Brexit betrayal: Two key promises BROKEN as Rishi plots path to 'science superpower'



    It comes after the Chancellor failed to cut the European Union’s five percent energy tax, despite facing mounting pressure from the Labour opposition and British public. Cheaper bills and greater control over the UK’s energy market were some of the key pledges of the 2016 Vote Leave campaign. At the time, Boris Johnson and Michael Gove vowed to slash the EU’s VAT on domestic energy while promising “fuel bills will be lower for everyone”.

    But the Government appears to have backtracked on this Brexit campaign pledge as it was not included in today’s announcement.

    And it’s not the only one.

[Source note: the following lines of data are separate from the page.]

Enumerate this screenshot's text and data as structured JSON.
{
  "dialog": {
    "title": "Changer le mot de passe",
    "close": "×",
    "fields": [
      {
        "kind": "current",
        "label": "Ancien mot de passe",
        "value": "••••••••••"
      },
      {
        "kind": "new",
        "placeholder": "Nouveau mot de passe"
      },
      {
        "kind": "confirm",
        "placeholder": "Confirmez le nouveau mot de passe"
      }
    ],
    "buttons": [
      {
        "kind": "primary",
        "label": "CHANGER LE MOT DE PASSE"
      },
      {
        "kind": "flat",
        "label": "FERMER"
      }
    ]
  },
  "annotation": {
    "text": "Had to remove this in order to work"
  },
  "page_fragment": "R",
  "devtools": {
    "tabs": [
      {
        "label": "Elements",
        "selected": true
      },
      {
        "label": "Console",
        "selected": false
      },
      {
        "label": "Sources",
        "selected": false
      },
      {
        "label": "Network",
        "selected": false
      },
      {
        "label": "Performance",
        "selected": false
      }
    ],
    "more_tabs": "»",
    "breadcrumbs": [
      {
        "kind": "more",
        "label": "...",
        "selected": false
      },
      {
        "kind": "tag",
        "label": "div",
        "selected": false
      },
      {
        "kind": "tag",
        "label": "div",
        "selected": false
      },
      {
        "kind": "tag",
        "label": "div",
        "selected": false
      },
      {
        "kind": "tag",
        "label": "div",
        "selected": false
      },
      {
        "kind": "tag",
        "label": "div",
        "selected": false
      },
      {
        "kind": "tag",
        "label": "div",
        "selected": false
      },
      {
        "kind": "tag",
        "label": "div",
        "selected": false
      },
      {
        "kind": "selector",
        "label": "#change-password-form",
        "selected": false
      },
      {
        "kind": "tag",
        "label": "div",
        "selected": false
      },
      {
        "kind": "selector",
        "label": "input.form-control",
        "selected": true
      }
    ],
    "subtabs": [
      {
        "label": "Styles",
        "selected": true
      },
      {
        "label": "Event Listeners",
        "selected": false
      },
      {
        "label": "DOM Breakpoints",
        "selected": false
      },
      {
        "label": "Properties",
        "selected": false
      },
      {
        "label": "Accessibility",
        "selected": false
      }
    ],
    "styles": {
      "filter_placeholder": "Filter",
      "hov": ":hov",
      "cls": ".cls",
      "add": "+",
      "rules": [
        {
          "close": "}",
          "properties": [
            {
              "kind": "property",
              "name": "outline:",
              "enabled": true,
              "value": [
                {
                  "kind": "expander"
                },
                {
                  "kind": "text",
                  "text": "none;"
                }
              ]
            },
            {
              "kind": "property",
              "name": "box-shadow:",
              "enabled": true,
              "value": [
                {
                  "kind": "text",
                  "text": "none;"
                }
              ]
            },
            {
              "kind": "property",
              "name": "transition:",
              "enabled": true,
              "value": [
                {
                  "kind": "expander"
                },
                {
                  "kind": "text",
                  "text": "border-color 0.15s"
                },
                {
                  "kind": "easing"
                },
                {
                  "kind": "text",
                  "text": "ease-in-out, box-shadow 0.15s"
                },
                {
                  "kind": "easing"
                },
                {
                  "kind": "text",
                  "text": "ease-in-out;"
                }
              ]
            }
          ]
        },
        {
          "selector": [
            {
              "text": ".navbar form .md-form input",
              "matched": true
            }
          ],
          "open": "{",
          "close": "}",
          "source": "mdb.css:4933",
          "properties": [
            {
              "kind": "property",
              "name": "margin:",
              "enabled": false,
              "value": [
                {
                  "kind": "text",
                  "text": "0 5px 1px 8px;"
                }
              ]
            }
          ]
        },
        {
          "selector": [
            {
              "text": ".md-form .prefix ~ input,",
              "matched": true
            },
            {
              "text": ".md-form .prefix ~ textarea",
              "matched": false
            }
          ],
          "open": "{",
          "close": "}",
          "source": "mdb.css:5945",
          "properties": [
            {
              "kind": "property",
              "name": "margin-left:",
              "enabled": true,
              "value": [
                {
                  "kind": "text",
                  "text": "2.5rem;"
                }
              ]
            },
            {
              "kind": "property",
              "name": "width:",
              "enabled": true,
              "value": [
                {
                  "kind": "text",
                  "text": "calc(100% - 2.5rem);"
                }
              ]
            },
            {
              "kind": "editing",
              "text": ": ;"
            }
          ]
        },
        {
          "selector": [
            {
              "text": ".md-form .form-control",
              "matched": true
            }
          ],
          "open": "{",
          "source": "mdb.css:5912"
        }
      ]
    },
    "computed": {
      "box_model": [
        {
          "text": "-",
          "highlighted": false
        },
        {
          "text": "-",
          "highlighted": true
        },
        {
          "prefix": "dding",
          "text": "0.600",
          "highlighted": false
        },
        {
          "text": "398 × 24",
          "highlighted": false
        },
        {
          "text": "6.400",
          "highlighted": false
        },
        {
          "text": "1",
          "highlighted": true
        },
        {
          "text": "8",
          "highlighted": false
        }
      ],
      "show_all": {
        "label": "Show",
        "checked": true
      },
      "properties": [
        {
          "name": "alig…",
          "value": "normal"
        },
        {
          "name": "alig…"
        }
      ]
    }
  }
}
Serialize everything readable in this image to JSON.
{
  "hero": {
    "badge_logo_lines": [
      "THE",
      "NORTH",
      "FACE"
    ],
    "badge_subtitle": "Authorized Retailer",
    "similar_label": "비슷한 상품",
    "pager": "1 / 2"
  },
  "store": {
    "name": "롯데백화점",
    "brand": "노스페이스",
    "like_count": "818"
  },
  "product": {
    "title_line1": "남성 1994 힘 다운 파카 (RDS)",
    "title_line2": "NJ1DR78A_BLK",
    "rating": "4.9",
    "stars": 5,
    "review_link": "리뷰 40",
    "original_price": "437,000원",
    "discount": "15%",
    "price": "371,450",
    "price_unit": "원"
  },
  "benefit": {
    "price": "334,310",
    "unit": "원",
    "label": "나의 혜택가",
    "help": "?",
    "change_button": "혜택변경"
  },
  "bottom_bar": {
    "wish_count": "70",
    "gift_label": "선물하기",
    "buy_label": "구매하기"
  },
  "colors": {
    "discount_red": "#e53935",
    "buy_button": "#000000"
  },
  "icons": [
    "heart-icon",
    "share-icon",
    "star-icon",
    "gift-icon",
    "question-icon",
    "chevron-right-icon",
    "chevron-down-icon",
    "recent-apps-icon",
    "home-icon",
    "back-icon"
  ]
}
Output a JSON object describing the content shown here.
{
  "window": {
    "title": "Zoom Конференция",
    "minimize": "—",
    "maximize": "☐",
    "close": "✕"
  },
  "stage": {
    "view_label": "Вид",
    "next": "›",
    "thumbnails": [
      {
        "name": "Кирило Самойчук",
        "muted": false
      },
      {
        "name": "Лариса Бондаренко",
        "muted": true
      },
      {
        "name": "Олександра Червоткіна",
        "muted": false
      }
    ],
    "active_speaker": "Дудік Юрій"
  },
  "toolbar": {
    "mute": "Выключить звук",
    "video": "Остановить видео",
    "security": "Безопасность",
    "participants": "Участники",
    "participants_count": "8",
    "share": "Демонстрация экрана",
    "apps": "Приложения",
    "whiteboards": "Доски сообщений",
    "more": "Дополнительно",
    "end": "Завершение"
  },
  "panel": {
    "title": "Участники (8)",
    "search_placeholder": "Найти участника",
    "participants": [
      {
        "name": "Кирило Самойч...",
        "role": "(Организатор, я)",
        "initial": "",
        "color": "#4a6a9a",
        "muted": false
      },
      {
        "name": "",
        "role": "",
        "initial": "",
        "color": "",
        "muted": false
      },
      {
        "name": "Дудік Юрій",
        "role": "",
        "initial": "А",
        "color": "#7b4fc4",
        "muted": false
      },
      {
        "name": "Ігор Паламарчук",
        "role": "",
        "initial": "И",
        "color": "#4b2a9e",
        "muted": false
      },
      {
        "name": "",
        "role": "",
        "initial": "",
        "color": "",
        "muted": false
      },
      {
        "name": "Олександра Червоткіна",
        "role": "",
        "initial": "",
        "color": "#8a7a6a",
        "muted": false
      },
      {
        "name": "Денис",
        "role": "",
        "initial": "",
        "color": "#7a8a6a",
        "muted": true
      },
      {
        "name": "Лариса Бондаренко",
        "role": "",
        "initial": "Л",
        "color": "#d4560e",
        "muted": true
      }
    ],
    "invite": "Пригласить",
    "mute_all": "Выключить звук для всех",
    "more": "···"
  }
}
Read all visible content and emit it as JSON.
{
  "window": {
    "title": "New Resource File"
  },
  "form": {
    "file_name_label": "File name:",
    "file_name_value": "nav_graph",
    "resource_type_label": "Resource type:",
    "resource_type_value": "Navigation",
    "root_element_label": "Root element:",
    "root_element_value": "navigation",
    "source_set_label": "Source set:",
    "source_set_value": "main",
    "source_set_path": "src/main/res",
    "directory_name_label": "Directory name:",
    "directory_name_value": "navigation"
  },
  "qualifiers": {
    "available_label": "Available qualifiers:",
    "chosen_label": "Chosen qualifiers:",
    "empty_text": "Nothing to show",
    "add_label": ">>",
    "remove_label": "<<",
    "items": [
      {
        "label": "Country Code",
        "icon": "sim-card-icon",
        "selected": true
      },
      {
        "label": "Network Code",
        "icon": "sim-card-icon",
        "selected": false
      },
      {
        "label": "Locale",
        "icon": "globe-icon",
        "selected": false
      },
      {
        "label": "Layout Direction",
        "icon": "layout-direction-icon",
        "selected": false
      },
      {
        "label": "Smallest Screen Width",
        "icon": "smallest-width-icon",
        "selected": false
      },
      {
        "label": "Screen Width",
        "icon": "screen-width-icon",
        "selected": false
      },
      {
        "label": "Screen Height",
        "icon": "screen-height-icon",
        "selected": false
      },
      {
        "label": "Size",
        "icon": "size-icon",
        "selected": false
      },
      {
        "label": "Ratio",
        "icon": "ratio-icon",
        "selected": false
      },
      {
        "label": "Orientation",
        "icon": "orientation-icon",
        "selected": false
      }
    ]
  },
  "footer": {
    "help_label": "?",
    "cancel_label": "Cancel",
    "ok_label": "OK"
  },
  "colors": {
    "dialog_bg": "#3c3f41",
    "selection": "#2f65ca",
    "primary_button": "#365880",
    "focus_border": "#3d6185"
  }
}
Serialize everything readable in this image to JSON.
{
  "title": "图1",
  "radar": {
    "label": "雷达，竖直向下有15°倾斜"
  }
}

    The Chancellor has announced that the UK will “maintain” its target to get to £22billion-a-year spending on research and development (R&D).

    He added: “We will invest more in innovation.

    “The UK is already a world leader. With less than one percent of the world’s population we have 14 of the world’s top universities.

    “We want to go further.

    “We will maintain our target to maintain R&D investment to £22billion.

    “In order to get there, we will reach the target in 2026/2027.

    “Spending by the end of this Parliament £20billion a year on R&D.”

    This target appears to be two years later than the original promise of 2024/25.

    BBC Science Correspondent Pallab Ghosh commented on Twitter: “The Chancellor has pushed back his commitment to increasing science spending to £22billionn by two years to 2026/27.

    “Some in the science community were fearing worse news and will be grateful for a firm date for the increase.”

    It comes following severe criticism over the proposed delay.

    Mr Johnson’s former advisor Dominic Cummings has hit out at the Government for scrapping the pledge, and warned him of turning his back on Leave votes.

    He said on Twitter: “Clear from talking to No 10 people [£22billion] is dead.

    “PM stealing money previously aimed at R&D for gimmicks, plug holes.

    “Tories abandoning Vote Leave plan = terrible for them long-term and a big chance for Labour, but Labour is lost too.”

    Speaking at the Science and Technology Committee, Sir Adrian Smith, Chier Executive of the Alan Turing Institute and President of the Royal Society, said: “There is going to be a signal sent at the end of the spending review.

    “The nature, the tone and the content of that signal is fundamentally important for the science community.

    “If we don’t have a clear signal that the funding is going to come in behind the rhetoric and the aspiration, we’re not going to get that leverage of private investment.

    “We need a clear sustainable path to the £22billion by 2024. The danger of a negative signal is potentially disastrous.”

    Sir Paul Nurse, also President of the Royal Society and Chief Executive and Director of the Francis Crick Institute told the committee that this boost to funding would bring spectacular benefits to British science.

    He said: “We’ve been underfunded in science for decades, actually all my life and we bump around at the bottom of the OECD.

    “If we had money, we would be absolutely spectacular at science

    “We do very very well on a very limited budget and the Government has recognised that.”

    In March last year, Mr Sunak announced plans to double the UK’s spending on R&D.

    But, according to the Campaign for Science and Engineering, a three-year delay to that target would see the UK lose out on more than £11billion of private R&D investment between now and 2027.


    Previous articleLove Island Australia's Ari Kumar is inconsolable after being sent home
    Next articleDental expert says NHS advice to scrub for two minutes at a time may not be enough


    Please enter your comment!
    Please enter your name here